The Importance of Organometallic Chemistry
Organometallic chemistry is the study of chemical compounds containing metal-carbon bonds. It is a relatively new field which has arisen due to the need for more efficient and sustainable ways to produce and use metals. The first organometallic compound, ferrocene, was synthesized in 1951 and since then hundreds of thousands of such compounds have been prepared. Organometallic chemistry is now an essential part of many industrial processes, including the production of plastics, fertilizers, and pharmaceuticals.
2. Organometallic Chemistry:
2.1 transfer of electrons:
The flow of electrons takes place in redox reactions. They move electrons from a donor to an acceptor. This movement consists of the protons through a cell membrane. The donors are usually quinones and ferrous-iron atom complexes. The acceptors can be oxygen or other elements like nitrogen or sulfur. Sometimes, the pathogen uses ferric iron instead of ferrous iron as an acceptor.
2. 2 redox reactions:
Redox reactions are those in which one substance gains electrons (is oxidized) while another substance loses electrons (is reduced). In most cases, the substances exchanging electrons are atoms or molecules, but sometimes they can be larger objects such as particles of metal. The term “redox” comes from the words “reduction” and “oxidation”, which describe, respectively, the processes of losing and gaining electrons.
2. 2.1 carbon-oxygen bond:
Carbon-oxygen bonds are often broken in redox reactions involving organometallic compounds. For example, when ferrocene is oxidized, the carbon-oxygen bond is broken and oxygen atoms are added to the structure of the molecule:
2Fe(C_5H_5)_2 + O_2 → 2Fe(C_5H_5)_3O + H_2O
The reverse reaction, in which the oxygen atoms are removed from the molecule, is called reduction.
2. 2.2 quinone:

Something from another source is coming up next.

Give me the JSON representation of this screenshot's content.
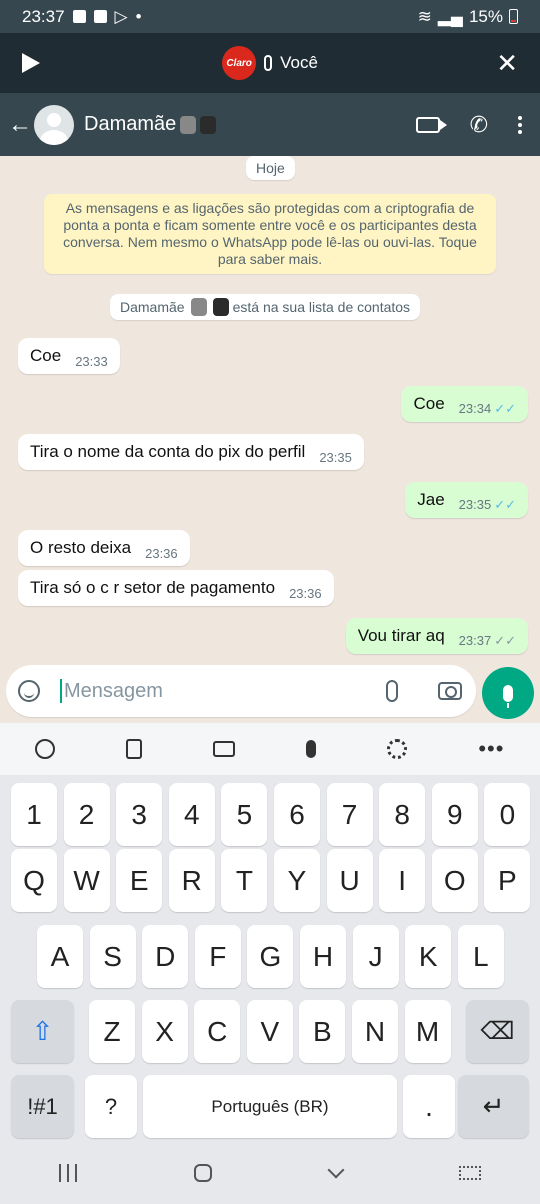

A quinone is an organic compound with a structure that contains both a ketone group and a quaternary nitrogen atom. Quinones are found in a variety of natural products and they have important industrial applications. For example, they are used as dyes and pigments, as well as medicines and vitamins.
2. 2.3 ferrous-iron:
Ferrous-iron is an important component of enzymes involved in redox reactions. For example, enzymes that catalyze the conversion of hydrogen peroxide to water use ferrous-iron as a cofactor:
2H_2O_2 → 2H_2O + O_2
In this reaction, the ferrous-iron atom is reduced to ferric iron (Fe3+), which then combines with molecular oxygen to form water molecules.
2. 3 pathogen:
A pathogen is a microorganism that causes disease. The most common type of pathogen is a bacterium, but viruses, fungi, and protozoa can also cause disease. Pathogens usually enter the body through the nose, mouth, or breaks in the skin. Once inside the body, they can multiply and cause illness.
2. 3.1 Metallosphaera sedula:
Metallosphaera sedula is a bacterium that contains ferrous-iron atoms in its cell envelope. These atoms are essential for the bacterium’s ability to reduce sulfur compounds. M. sedula is found in hot springs and other environments where sulfur-containing minerals are present.
2. 3.2 plasmid:
A plasmid is a small piece of DNA that is separate from the chromosome and can exist in a cell independently. Plasmids are found in bacteria, archaea, and eukaryotes. They often encode genes that confer a benefit to the organism, such as resistance to antibiotics or toxins. Plasmids can be passed from one organism to another by three mechanisms: transduction, conjugation, and transformation.
Organometallic chemistry is a relatively new field of study that has arisen due to the need for more efficient and sustainable ways to produce and use metals. Organometallic compounds are now an essential part of many industrial processes, including the production of plastics, fertilizers, and pharmaceuticals. The study of organometallic chemistry is important for understanding the behavior of these compounds and for developing new and improved ways to use them.